| WHAT TO DO |
Please count every line of the following material that holds "actions" and give the total alone.

** THE INPUT follows **

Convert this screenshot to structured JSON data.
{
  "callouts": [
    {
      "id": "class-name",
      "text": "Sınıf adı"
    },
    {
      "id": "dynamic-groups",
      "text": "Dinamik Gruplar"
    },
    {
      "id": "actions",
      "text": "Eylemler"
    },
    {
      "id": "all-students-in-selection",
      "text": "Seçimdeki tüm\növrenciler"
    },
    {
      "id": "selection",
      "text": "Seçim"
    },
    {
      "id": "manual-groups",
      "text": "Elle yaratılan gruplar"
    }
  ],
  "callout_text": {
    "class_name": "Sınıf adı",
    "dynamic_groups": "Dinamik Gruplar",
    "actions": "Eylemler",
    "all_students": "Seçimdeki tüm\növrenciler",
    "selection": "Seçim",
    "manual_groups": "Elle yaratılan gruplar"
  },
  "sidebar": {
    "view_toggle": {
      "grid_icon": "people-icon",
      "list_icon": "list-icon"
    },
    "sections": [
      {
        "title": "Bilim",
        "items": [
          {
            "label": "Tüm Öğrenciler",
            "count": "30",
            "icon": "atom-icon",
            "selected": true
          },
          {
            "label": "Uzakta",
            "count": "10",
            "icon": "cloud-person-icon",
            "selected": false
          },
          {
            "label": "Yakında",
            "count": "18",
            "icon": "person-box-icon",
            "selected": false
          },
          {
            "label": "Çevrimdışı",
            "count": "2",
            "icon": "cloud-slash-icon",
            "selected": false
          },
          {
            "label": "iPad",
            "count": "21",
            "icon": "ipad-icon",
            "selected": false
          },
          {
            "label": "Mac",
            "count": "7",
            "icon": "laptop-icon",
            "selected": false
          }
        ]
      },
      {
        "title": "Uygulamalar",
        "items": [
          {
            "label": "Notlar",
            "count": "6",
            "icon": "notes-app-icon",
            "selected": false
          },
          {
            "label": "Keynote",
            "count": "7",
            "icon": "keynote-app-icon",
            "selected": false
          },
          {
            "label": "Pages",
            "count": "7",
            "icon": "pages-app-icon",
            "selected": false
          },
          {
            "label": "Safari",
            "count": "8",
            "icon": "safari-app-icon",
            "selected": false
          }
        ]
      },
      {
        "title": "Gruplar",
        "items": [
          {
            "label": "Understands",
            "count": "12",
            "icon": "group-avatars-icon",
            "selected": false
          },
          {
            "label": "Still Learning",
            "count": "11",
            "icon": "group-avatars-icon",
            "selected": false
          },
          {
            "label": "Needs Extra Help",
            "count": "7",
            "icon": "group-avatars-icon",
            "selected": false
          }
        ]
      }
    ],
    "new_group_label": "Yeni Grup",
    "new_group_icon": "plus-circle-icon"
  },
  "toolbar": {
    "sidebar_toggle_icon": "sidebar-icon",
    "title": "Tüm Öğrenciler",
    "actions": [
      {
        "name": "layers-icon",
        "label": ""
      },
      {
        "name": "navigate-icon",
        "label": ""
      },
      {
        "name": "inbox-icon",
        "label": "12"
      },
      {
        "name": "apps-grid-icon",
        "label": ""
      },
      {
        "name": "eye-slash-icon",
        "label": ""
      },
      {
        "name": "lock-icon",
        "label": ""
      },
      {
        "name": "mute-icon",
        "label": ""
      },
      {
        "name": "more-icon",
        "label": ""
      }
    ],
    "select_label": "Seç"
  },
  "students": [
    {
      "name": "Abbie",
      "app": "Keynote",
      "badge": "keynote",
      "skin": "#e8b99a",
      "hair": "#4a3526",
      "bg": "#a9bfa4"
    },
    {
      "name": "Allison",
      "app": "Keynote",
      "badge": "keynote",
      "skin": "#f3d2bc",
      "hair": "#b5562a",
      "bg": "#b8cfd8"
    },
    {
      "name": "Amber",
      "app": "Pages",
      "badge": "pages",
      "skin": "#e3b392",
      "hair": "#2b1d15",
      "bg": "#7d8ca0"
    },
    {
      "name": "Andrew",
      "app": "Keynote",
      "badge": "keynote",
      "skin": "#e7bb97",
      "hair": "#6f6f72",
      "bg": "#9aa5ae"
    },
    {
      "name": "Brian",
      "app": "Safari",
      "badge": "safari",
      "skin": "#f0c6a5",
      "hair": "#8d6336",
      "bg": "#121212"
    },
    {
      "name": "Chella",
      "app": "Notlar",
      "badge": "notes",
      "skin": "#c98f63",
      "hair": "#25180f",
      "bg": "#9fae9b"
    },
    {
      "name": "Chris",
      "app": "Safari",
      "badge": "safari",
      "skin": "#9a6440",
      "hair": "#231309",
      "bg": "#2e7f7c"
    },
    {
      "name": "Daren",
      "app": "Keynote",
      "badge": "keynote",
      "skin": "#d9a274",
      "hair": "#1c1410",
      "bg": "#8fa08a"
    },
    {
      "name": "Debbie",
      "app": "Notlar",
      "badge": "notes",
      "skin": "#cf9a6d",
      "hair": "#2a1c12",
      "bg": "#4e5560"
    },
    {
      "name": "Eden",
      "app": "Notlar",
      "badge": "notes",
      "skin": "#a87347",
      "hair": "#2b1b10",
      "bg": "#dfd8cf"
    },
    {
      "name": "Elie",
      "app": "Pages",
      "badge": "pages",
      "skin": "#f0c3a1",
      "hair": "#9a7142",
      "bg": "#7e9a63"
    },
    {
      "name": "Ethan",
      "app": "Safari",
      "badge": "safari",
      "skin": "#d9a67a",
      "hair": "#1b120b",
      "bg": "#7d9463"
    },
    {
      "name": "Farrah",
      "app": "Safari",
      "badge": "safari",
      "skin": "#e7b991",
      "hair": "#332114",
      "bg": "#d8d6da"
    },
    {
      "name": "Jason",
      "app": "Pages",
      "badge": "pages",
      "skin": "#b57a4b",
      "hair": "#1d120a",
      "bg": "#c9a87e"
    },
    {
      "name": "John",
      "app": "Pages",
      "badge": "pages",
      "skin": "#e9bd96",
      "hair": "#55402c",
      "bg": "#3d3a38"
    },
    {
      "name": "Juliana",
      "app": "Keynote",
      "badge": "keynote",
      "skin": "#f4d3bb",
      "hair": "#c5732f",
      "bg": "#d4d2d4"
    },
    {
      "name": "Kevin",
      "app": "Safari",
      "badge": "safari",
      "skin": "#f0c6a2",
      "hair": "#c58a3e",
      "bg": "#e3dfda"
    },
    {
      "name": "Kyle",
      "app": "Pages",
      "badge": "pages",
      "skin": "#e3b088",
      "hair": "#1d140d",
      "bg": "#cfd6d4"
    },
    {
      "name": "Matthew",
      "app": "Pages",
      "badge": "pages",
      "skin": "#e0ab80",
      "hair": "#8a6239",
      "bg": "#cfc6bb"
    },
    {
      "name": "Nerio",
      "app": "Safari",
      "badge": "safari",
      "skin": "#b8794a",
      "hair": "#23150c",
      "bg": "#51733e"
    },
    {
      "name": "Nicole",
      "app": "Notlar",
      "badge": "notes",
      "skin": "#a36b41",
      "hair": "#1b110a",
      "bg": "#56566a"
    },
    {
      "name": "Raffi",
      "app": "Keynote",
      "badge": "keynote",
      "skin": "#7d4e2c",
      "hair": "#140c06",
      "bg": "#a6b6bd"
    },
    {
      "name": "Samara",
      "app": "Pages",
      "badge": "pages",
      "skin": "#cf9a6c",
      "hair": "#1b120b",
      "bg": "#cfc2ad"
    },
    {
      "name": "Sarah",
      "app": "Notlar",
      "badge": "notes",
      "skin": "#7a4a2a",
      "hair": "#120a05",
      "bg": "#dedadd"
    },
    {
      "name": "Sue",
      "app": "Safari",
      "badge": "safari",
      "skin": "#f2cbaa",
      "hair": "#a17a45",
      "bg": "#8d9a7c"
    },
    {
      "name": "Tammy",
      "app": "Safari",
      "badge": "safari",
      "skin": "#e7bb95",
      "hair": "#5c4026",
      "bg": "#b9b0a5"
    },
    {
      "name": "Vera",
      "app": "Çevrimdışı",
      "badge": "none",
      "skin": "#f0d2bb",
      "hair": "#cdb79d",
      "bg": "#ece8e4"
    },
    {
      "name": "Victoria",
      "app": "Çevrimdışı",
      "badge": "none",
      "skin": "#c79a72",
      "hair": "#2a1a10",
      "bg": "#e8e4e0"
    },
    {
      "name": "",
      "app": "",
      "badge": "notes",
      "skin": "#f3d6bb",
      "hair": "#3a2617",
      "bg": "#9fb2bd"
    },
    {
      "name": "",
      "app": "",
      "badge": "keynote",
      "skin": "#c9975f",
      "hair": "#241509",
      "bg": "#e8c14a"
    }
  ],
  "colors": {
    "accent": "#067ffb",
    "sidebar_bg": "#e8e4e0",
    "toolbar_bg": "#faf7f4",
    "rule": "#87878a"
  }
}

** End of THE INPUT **

| WRITTEN SOLUTION |
3